• **Assigned task**:
In the entries that follow, how many lines hold "tree"? Nothing but the number is expected.

• **Extracted information**:
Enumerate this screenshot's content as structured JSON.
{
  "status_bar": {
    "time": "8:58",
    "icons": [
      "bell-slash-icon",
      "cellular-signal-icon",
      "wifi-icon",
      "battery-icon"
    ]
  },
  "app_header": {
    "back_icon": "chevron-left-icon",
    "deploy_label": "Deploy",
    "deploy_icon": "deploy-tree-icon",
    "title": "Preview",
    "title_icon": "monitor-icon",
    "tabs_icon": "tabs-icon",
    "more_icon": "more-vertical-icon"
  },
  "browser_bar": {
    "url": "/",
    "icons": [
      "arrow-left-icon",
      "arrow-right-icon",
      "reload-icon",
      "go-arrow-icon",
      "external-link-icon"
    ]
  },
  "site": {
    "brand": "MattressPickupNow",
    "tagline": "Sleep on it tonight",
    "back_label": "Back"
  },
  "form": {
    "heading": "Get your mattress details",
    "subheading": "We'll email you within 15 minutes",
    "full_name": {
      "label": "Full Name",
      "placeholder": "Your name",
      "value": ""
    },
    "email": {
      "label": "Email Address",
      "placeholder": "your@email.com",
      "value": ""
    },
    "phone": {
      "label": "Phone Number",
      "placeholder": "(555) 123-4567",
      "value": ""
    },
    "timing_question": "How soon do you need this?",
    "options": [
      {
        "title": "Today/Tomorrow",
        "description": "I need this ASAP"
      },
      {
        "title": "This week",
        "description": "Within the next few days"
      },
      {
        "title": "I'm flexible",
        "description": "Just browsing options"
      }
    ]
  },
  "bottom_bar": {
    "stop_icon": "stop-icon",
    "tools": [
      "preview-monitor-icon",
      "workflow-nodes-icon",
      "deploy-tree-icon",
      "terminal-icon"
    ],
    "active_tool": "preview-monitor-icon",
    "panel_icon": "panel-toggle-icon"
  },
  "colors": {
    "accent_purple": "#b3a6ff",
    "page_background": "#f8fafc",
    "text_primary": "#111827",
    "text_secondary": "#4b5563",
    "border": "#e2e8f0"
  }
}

• **Answer**:
2